§ **Work required**: All the lines below need to be output exactly, apart from any images.

§ **Data about app and page elements**:
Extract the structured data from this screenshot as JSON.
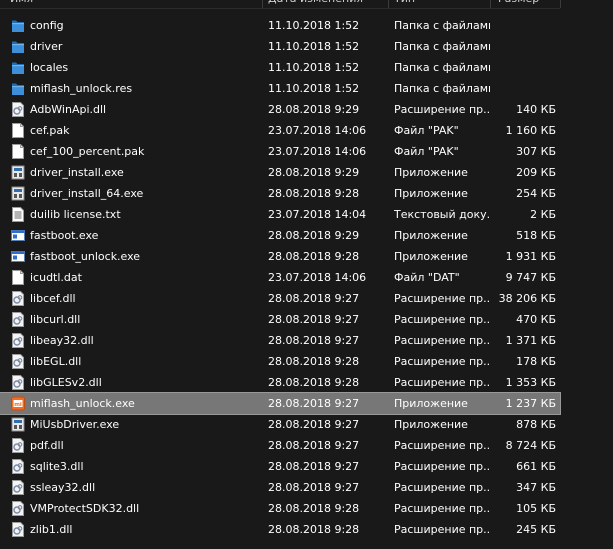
{
  "columns": {
    "name": "Имя",
    "date": "Дата изменения",
    "type": "Тип",
    "size": "Размер"
  },
  "files": [
    {
      "name": "config",
      "date": "11.10.2018 1:52",
      "type": "Папка с файлами",
      "size": "",
      "icon": "folder-icon"
    },
    {
      "name": "driver",
      "date": "11.10.2018 1:52",
      "type": "Папка с файлами",
      "size": "",
      "icon": "folder-icon"
    },
    {
      "name": "locales",
      "date": "11.10.2018 1:52",
      "type": "Папка с файлами",
      "size": "",
      "icon": "folder-icon"
    },
    {
      "name": "miflash_unlock.res",
      "date": "11.10.2018 1:52",
      "type": "Папка с файлами",
      "size": "",
      "icon": "folder-icon"
    },
    {
      "name": "AdbWinApi.dll",
      "date": "28.08.2018 9:29",
      "type": "Расширение пр...",
      "size": "140 КБ",
      "icon": "dll-file-icon"
    },
    {
      "name": "cef.pak",
      "date": "23.07.2018 14:06",
      "type": "Файл \"PAK\"",
      "size": "1 160 КБ",
      "icon": "blank-file-icon"
    },
    {
      "name": "cef_100_percent.pak",
      "date": "23.07.2018 14:06",
      "type": "Файл \"PAK\"",
      "size": "307 КБ",
      "icon": "blank-file-icon"
    },
    {
      "name": "driver_install.exe",
      "date": "28.08.2018 9:29",
      "type": "Приложение",
      "size": "209 КБ",
      "icon": "installer-icon"
    },
    {
      "name": "driver_install_64.exe",
      "date": "28.08.2018 9:28",
      "type": "Приложение",
      "size": "254 КБ",
      "icon": "installer-icon"
    },
    {
      "name": "duilib license.txt",
      "date": "23.07.2018 14:04",
      "type": "Текстовый доку...",
      "size": "2 КБ",
      "icon": "text-file-icon"
    },
    {
      "name": "fastboot.exe",
      "date": "28.08.2018 9:29",
      "type": "Приложение",
      "size": "518 КБ",
      "icon": "app-window-icon"
    },
    {
      "name": "fastboot_unlock.exe",
      "date": "28.08.2018 9:28",
      "type": "Приложение",
      "size": "1 931 КБ",
      "icon": "app-window-icon"
    },
    {
      "name": "icudtl.dat",
      "date": "23.07.2018 14:06",
      "type": "Файл \"DAT\"",
      "size": "9 747 КБ",
      "icon": "blank-file-icon"
    },
    {
      "name": "libcef.dll",
      "date": "28.08.2018 9:27",
      "type": "Расширение пр...",
      "size": "38 206 КБ",
      "icon": "dll-file-icon"
    },
    {
      "name": "libcurl.dll",
      "date": "28.08.2018 9:27",
      "type": "Расширение пр...",
      "size": "470 КБ",
      "icon": "dll-file-icon"
    },
    {
      "name": "libeay32.dll",
      "date": "28.08.2018 9:27",
      "type": "Расширение пр...",
      "size": "1 371 КБ",
      "icon": "dll-file-icon"
    },
    {
      "name": "libEGL.dll",
      "date": "28.08.2018 9:28",
      "type": "Расширение пр...",
      "size": "178 КБ",
      "icon": "dll-file-icon"
    },
    {
      "name": "libGLESv2.dll",
      "date": "28.08.2018 9:28",
      "type": "Расширение пр...",
      "size": "1 353 КБ",
      "icon": "dll-file-icon"
    },
    {
      "name": "miflash_unlock.exe",
      "date": "28.08.2018 9:27",
      "type": "Приложение",
      "size": "1 237 КБ",
      "icon": "mi-app-icon",
      "selected": true
    },
    {
      "name": "MiUsbDriver.exe",
      "date": "28.08.2018 9:27",
      "type": "Приложение",
      "size": "878 КБ",
      "icon": "installer-icon"
    },
    {
      "name": "pdf.dll",
      "date": "28.08.2018 9:27",
      "type": "Расширение пр...",
      "size": "8 724 КБ",
      "icon": "dll-file-icon"
    },
    {
      "name": "sqlite3.dll",
      "date": "28.08.2018 9:27",
      "type": "Расширение пр...",
      "size": "661 КБ",
      "icon": "dll-file-icon"
    },
    {
      "name": "ssleay32.dll",
      "date": "28.08.2018 9:27",
      "type": "Расширение пр...",
      "size": "347 КБ",
      "icon": "dll-file-icon"
    },
    {
      "name": "VMProtectSDK32.dll",
      "date": "28.08.2018 9:28",
      "type": "Расширение пр...",
      "size": "105 КБ",
      "icon": "dll-file-icon"
    },
    {
      "name": "zlib1.dll",
      "date": "28.08.2018 9:28",
      "type": "Расширение пр...",
      "size": "245 КБ",
      "icon": "dll-file-icon"
    }
  ],
  "colors": {
    "background": "#191919",
    "selected_row": "#777777",
    "folder": "#3c8fd8",
    "text": "#ffffff",
    "mi_orange": "#f36c21"
  }
}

§ **Written solution**:
Extract the structured data from this screenshot as JSON.
{
  "columns": {
    "name": "Имя",
    "date": "Дата изменения",
    "type": "Тип",
    "size": "Размер"
  },
  "files": [
    {
      "name": "config",
      "date": "11.10.2018 1:52",
      "type": "Папка с файлами",
      "size": "",
      "icon": "folder-icon"
    },
    {
      "name": "driver",
      "date": "11.10.2018 1:52",
      "type": "Папка с файлами",
      "size": "",
      "icon": "folder-icon"
    },
    {
      "name": "locales",
      "date": "11.10.2018 1:52",
      "type": "Папка с файлами",
      "size": "",
      "icon": "folder-icon"
    },
    {
      "name": "miflash_unlock.res",
      "date": "11.10.2018 1:52",
      "type": "Папка с файлами",
      "size": "",
      "icon": "folder-icon"
    },
    {
      "name": "AdbWinApi.dll",
      "date": "28.08.2018 9:29",
      "type": "Расширение пр...",
      "size": "140 КБ",
      "icon": "dll-file-icon"
    },
    {
      "name": "cef.pak",
      "date": "23.07.2018 14:06",
      "type": "Файл \"PAK\"",
      "size": "1 160 КБ",
      "icon": "blank-file-icon"
    },
    {
      "name": "cef_100_percent.pak",
      "date": "23.07.2018 14:06",
      "type": "Файл \"PAK\"",
      "size": "307 КБ",
      "icon": "blank-file-icon"
    },
    {
      "name": "driver_install.exe",
      "date": "28.08.2018 9:29",
      "type": "Приложение",
      "size": "209 КБ",
      "icon": "installer-icon"
    },
    {
      "name": "driver_install_64.exe",
      "date": "28.08.2018 9:28",
      "type": "Приложение",
      "size": "254 КБ",
      "icon": "installer-icon"
    },
    {
      "name": "duilib license.txt",
      "date": "23.07.2018 14:04",
      "type": "Текстовый доку...",
      "size": "2 КБ",
      "icon": "text-file-icon"
    },
    {
      "name": "fastboot.exe",
      "date": "28.08.2018 9:29",
      "type": "Приложение",
      "size": "518 КБ",
      "icon": "app-window-icon"
    },
    {
      "name": "fastboot_unlock.exe",
      "date": "28.08.2018 9:28",
      "type": "Приложение",
      "size": "1 931 КБ",
      "icon": "app-window-icon"
    },
    {
      "name": "icudtl.dat",
      "date": "23.07.2018 14:06",
      "type": "Файл \"DAT\"",
      "size": "9 747 КБ",
      "icon": "blank-file-icon"
    },
    {
      "name": "libcef.dll",
      "date": "28.08.2018 9:27",
      "type": "Расширение пр...",
      "size": "38 206 КБ",
      "icon": "dll-file-icon"
    },
    {
      "name": "libcurl.dll",
      "date": "28.08.2018 9:27",
      "type": "Расширение пр...",
      "size": "470 КБ",
      "icon": "dll-file-icon"
    },
    {
      "name": "libeay32.dll",
      "date": "28.08.2018 9:27",
      "type": "Расширение пр...",
      "size": "1 371 КБ",
      "icon": "dll-file-icon"
    },
    {
      "name": "libEGL.dll",
      "date": "28.08.2018 9:28",
      "type": "Расширение пр...",
      "size": "178 КБ",
      "icon": "dll-file-icon"
    },
    {
      "name": "libGLESv2.dll",
      "date": "28.08.2018 9:28",
      "type": "Расширение пр...",
      "size": "1 353 КБ",
      "icon": "dll-file-icon"
    },
    {
      "name": "miflash_unlock.exe",
      "date": "28.08.2018 9:27",
      "type": "Приложение",
      "size": "1 237 КБ",
      "icon": "mi-app-icon",
      "selected": true
    },
    {
      "name": "MiUsbDriver.exe",
      "date": "28.08.2018 9:27",
      "type": "Приложение",
      "size": "878 КБ",
      "icon": "installer-icon"
    },
    {
      "name": "pdf.dll",
      "date": "28.08.2018 9:27",
      "type": "Расширение пр...",
      "size": "8 724 КБ",
      "icon": "dll-file-icon"
    },
    {
      "name": "sqlite3.dll",
      "date": "28.08.2018 9:27",
      "type": "Расширение пр...",
      "size": "661 КБ",
      "icon": "dll-file-icon"
    },
    {
      "name": "ssleay32.dll",
      "date": "28.08.2018 9:27",
      "type": "Расширение пр...",
      "size": "347 КБ",
      "icon": "dll-file-icon"
    },
    {
      "name": "VMProtectSDK32.dll",
      "date": "28.08.2018 9:28",
      "type": "Расширение пр...",
      "size": "105 КБ",
      "icon": "dll-file-icon"
    },
    {
      "name": "zlib1.dll",
      "date": "28.08.2018 9:28",
      "type": "Расширение пр...",
      "size": "245 КБ",
      "icon": "dll-file-icon"
    }
  ],
  "colors": {
    "background": "#191919",
    "selected_row": "#777777",
    "folder": "#3c8fd8",
    "text": "#ffffff",
    "mi_orange": "#f36c21"
  }
}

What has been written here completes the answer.